**TASK**
Omit every picture, then give all the entries again exactly.

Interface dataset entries
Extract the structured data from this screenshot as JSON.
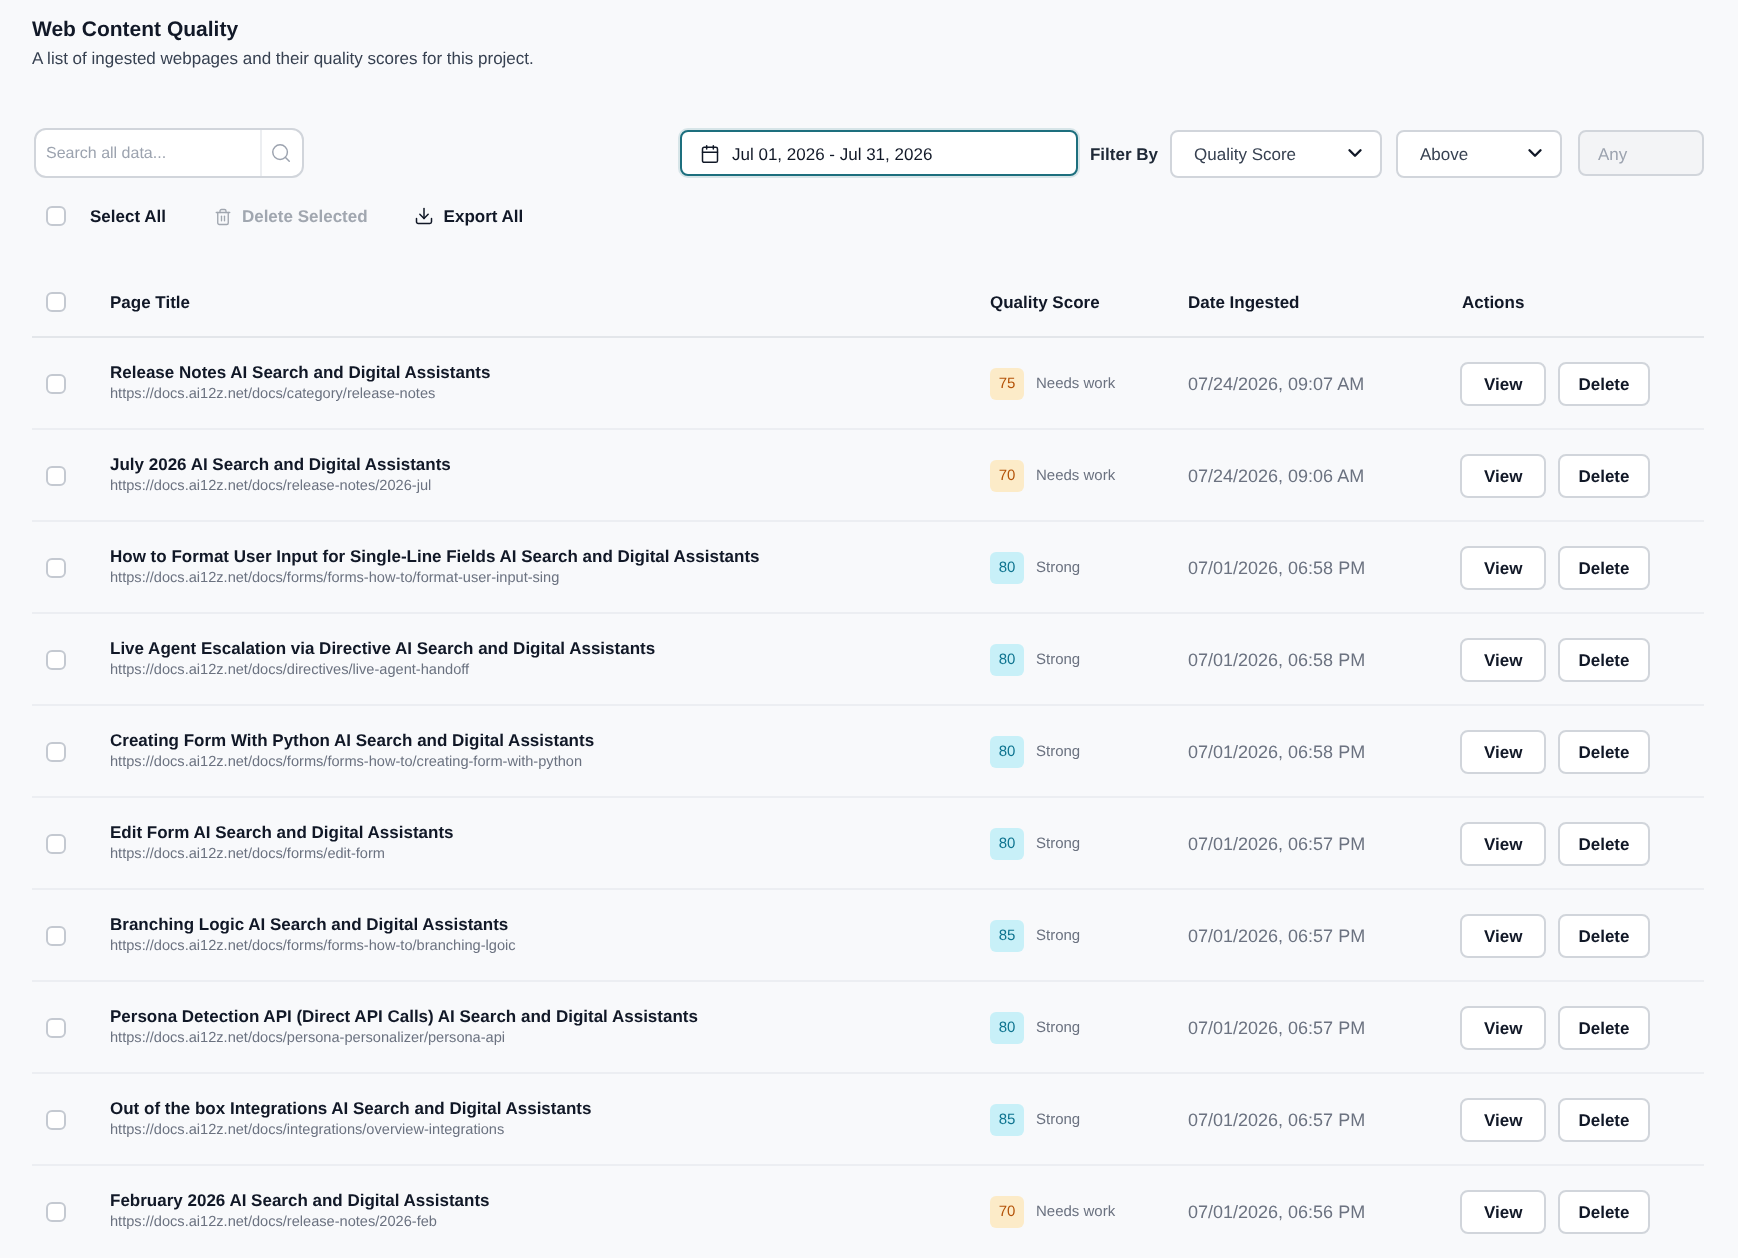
{
  "header": {
    "title": "Web Content Quality",
    "subtitle": "A list of ingested webpages and their quality scores for this project."
  },
  "toolbar": {
    "search": {
      "placeholder": "Search all data..."
    },
    "date_range": {
      "value": "Jul 01, 2026 - Jul 31, 2026",
      "focused": true
    },
    "filter_label": "Filter By",
    "filter_field": {
      "value": "Quality Score"
    },
    "filter_operator": {
      "value": "Above"
    },
    "filter_value": {
      "placeholder": "Any",
      "disabled": true
    }
  },
  "bulk_actions": {
    "select_all": {
      "label": "Select All",
      "checked": false
    },
    "delete_selected": {
      "label": "Delete Selected",
      "disabled": true
    },
    "export_all": {
      "label": "Export All"
    }
  },
  "table": {
    "header_checkbox": {
      "checked": false
    },
    "columns": [
      "Page Title",
      "Quality Score",
      "Date Ingested",
      "Actions"
    ],
    "rows": [
      {
        "checked": false,
        "title": "Release Notes AI Search and Digital Assistants",
        "url": "https://docs.ai12z.net/docs/category/release-notes",
        "score": {
          "value": "75",
          "label": "Needs work",
          "kind": "warning"
        },
        "date": "07/24/2026, 09:07 AM",
        "actions": [
          "View",
          "Delete"
        ]
      },
      {
        "checked": false,
        "title": "July 2026 AI Search and Digital Assistants",
        "url": "https://docs.ai12z.net/docs/release-notes/2026-jul",
        "score": {
          "value": "70",
          "label": "Needs work",
          "kind": "warning"
        },
        "date": "07/24/2026, 09:06 AM",
        "actions": [
          "View",
          "Delete"
        ]
      },
      {
        "checked": false,
        "title": "How to Format User Input for Single-Line Fields AI Search and Digital Assistants",
        "url": "https://docs.ai12z.net/docs/forms/forms-how-to/format-user-input-sing",
        "score": {
          "value": "80",
          "label": "Strong",
          "kind": "good"
        },
        "date": "07/01/2026, 06:58 PM",
        "actions": [
          "View",
          "Delete"
        ]
      },
      {
        "checked": false,
        "title": "Live Agent Escalation via Directive AI Search and Digital Assistants",
        "url": "https://docs.ai12z.net/docs/directives/live-agent-handoff",
        "score": {
          "value": "80",
          "label": "Strong",
          "kind": "good"
        },
        "date": "07/01/2026, 06:58 PM",
        "actions": [
          "View",
          "Delete"
        ]
      },
      {
        "checked": false,
        "title": "Creating Form With Python AI Search and Digital Assistants",
        "url": "https://docs.ai12z.net/docs/forms/forms-how-to/creating-form-with-python",
        "score": {
          "value": "80",
          "label": "Strong",
          "kind": "good"
        },
        "date": "07/01/2026, 06:58 PM",
        "actions": [
          "View",
          "Delete"
        ]
      },
      {
        "checked": false,
        "title": "Edit Form AI Search and Digital Assistants",
        "url": "https://docs.ai12z.net/docs/forms/edit-form",
        "score": {
          "value": "80",
          "label": "Strong",
          "kind": "good"
        },
        "date": "07/01/2026, 06:57 PM",
        "actions": [
          "View",
          "Delete"
        ]
      },
      {
        "checked": false,
        "title": "Branching Logic AI Search and Digital Assistants",
        "url": "https://docs.ai12z.net/docs/forms/forms-how-to/branching-lgoic",
        "score": {
          "value": "85",
          "label": "Strong",
          "kind": "good"
        },
        "date": "07/01/2026, 06:57 PM",
        "actions": [
          "View",
          "Delete"
        ]
      },
      {
        "checked": false,
        "title": "Persona Detection API (Direct API Calls) AI Search and Digital Assistants",
        "url": "https://docs.ai12z.net/docs/persona-personalizer/persona-api",
        "score": {
          "value": "80",
          "label": "Strong",
          "kind": "good"
        },
        "date": "07/01/2026, 06:57 PM",
        "actions": [
          "View",
          "Delete"
        ]
      },
      {
        "checked": false,
        "title": "Out of the box Integrations AI Search and Digital Assistants",
        "url": "https://docs.ai12z.net/docs/integrations/overview-integrations",
        "score": {
          "value": "85",
          "label": "Strong",
          "kind": "good"
        },
        "date": "07/01/2026, 06:57 PM",
        "actions": [
          "View",
          "Delete"
        ]
      },
      {
        "checked": false,
        "title": "February 2026 AI Search and Digital Assistants",
        "url": "https://docs.ai12z.net/docs/release-notes/2026-feb",
        "score": {
          "value": "70",
          "label": "Needs work",
          "kind": "warning"
        },
        "date": "07/01/2026, 06:56 PM",
        "actions": [
          "View",
          "Delete"
        ]
      }
    ]
  }
}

**WRITTEN RESPONSE**
Extract the structured data from this screenshot as JSON.
{
  "header": {
    "title": "Web Content Quality",
    "subtitle": "A list of ingested webpages and their quality scores for this project."
  },
  "toolbar": {
    "search": {
      "placeholder": "Search all data..."
    },
    "date_range": {
      "value": "Jul 01, 2026 - Jul 31, 2026",
      "focused": true
    },
    "filter_label": "Filter By",
    "filter_field": {
      "value": "Quality Score"
    },
    "filter_operator": {
      "value": "Above"
    },
    "filter_value": {
      "placeholder": "Any",
      "disabled": true
    }
  },
  "bulk_actions": {
    "select_all": {
      "label": "Select All",
      "checked": false
    },
    "delete_selected": {
      "label": "Delete Selected",
      "disabled": true
    },
    "export_all": {
      "label": "Export All"
    }
  },
  "table": {
    "header_checkbox": {
      "checked": false
    },
    "columns": [
      "Page Title",
      "Quality Score",
      "Date Ingested",
      "Actions"
    ],
    "rows": [
      {
        "checked": false,
        "title": "Release Notes AI Search and Digital Assistants",
        "url": "https://docs.ai12z.net/docs/category/release-notes",
        "score": {
          "value": "75",
          "label": "Needs work",
          "kind": "warning"
        },
        "date": "07/24/2026, 09:07 AM",
        "actions": [
          "View",
          "Delete"
        ]
      },
      {
        "checked": false,
        "title": "July 2026 AI Search and Digital Assistants",
        "url": "https://docs.ai12z.net/docs/release-notes/2026-jul",
        "score": {
          "value": "70",
          "label": "Needs work",
          "kind": "warning"
        },
        "date": "07/24/2026, 09:06 AM",
        "actions": [
          "View",
          "Delete"
        ]
      },
      {
        "checked": false,
        "title": "How to Format User Input for Single-Line Fields AI Search and Digital Assistants",
        "url": "https://docs.ai12z.net/docs/forms/forms-how-to/format-user-input-sing",
        "score": {
          "value": "80",
          "label": "Strong",
          "kind": "good"
        },
        "date": "07/01/2026, 06:58 PM",
        "actions": [
          "View",
          "Delete"
        ]
      },
      {
        "checked": false,
        "title": "Live Agent Escalation via Directive AI Search and Digital Assistants",
        "url": "https://docs.ai12z.net/docs/directives/live-agent-handoff",
        "score": {
          "value": "80",
          "label": "Strong",
          "kind": "good"
        },
        "date": "07/01/2026, 06:58 PM",
        "actions": [
          "View",
          "Delete"
        ]
      },
      {
        "checked": false,
        "title": "Creating Form With Python AI Search and Digital Assistants",
        "url": "https://docs.ai12z.net/docs/forms/forms-how-to/creating-form-with-python",
        "score": {
          "value": "80",
          "label": "Strong",
          "kind": "good"
        },
        "date": "07/01/2026, 06:58 PM",
        "actions": [
          "View",
          "Delete"
        ]
      },
      {
        "checked": false,
        "title": "Edit Form AI Search and Digital Assistants",
        "url": "https://docs.ai12z.net/docs/forms/edit-form",
        "score": {
          "value": "80",
          "label": "Strong",
          "kind": "good"
        },
        "date": "07/01/2026, 06:57 PM",
        "actions": [
          "View",
          "Delete"
        ]
      },
      {
        "checked": false,
        "title": "Branching Logic AI Search and Digital Assistants",
        "url": "https://docs.ai12z.net/docs/forms/forms-how-to/branching-lgoic",
        "score": {
          "value": "85",
          "label": "Strong",
          "kind": "good"
        },
        "date": "07/01/2026, 06:57 PM",
        "actions": [
          "View",
          "Delete"
        ]
      },
      {
        "checked": false,
        "title": "Persona Detection API (Direct API Calls) AI Search and Digital Assistants",
        "url": "https://docs.ai12z.net/docs/persona-personalizer/persona-api",
        "score": {
          "value": "80",
          "label": "Strong",
          "kind": "good"
        },
        "date": "07/01/2026, 06:57 PM",
        "actions": [
          "View",
          "Delete"
        ]
      },
      {
        "checked": false,
        "title": "Out of the box Integrations AI Search and Digital Assistants",
        "url": "https://docs.ai12z.net/docs/integrations/overview-integrations",
        "score": {
          "value": "85",
          "label": "Strong",
          "kind": "good"
        },
        "date": "07/01/2026, 06:57 PM",
        "actions": [
          "View",
          "Delete"
        ]
      },
      {
        "checked": false,
        "title": "February 2026 AI Search and Digital Assistants",
        "url": "https://docs.ai12z.net/docs/release-notes/2026-feb",
        "score": {
          "value": "70",
          "label": "Needs work",
          "kind": "warning"
        },
        "date": "07/01/2026, 06:56 PM",
        "actions": [
          "View",
          "Delete"
        ]
      }
    ]
  }
}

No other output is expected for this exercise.